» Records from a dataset
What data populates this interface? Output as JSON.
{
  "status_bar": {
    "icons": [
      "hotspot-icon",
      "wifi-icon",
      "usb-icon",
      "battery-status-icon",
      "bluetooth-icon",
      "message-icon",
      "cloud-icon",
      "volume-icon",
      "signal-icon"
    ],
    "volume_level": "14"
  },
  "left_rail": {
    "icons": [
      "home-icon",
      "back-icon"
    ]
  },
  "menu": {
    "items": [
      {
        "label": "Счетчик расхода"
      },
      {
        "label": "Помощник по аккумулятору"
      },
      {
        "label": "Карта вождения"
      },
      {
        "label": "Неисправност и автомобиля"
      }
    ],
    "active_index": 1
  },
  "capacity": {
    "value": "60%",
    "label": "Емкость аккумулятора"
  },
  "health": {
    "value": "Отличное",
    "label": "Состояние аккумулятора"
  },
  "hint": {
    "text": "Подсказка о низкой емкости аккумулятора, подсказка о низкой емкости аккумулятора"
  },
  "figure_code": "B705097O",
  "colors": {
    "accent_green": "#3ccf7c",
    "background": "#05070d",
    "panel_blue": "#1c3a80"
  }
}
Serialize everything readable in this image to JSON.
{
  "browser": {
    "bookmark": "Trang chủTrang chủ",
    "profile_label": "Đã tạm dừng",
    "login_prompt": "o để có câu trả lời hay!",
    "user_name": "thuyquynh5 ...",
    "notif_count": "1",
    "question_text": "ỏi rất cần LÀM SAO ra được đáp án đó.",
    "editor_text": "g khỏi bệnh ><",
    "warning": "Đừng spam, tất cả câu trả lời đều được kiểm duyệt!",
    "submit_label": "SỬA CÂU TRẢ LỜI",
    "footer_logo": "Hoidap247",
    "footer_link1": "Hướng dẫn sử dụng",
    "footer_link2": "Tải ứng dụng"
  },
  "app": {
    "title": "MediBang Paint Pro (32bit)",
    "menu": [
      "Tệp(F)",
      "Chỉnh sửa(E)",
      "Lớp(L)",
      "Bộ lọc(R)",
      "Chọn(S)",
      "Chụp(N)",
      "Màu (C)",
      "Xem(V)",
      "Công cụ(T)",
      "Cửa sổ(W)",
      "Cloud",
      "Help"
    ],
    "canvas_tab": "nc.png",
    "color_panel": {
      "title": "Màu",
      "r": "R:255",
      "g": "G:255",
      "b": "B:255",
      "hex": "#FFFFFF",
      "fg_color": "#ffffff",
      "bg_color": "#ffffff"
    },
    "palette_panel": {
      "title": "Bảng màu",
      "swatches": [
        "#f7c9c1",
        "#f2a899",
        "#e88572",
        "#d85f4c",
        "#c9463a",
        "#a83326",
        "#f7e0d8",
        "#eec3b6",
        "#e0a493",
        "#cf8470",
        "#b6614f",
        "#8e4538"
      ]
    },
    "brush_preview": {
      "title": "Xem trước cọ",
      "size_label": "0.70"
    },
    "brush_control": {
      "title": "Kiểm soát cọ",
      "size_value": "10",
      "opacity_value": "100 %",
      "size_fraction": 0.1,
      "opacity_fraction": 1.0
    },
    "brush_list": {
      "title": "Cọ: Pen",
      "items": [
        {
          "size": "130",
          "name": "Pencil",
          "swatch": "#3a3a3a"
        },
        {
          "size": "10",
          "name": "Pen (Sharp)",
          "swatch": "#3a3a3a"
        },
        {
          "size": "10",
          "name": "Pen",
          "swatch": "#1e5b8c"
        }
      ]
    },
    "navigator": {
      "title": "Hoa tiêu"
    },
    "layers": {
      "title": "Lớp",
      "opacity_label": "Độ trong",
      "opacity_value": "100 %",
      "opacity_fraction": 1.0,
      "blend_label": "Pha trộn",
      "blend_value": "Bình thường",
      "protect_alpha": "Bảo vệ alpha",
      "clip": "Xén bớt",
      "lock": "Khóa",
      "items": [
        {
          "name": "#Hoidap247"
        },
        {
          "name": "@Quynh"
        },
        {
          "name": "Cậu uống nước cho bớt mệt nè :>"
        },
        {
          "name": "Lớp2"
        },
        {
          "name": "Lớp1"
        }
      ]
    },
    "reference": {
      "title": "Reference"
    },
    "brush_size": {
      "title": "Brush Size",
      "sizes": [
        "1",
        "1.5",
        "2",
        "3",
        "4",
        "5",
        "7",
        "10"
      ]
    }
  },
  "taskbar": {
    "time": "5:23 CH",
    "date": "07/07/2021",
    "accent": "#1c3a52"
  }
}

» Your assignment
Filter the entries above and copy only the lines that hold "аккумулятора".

» Solution to the exercise
    "label": "Емкость аккумулятора"
    "label": "Состояние аккумулятора"
    "text": "Подсказка о низкой емкости аккумулятора, подсказка о низкой емкости аккумулятора"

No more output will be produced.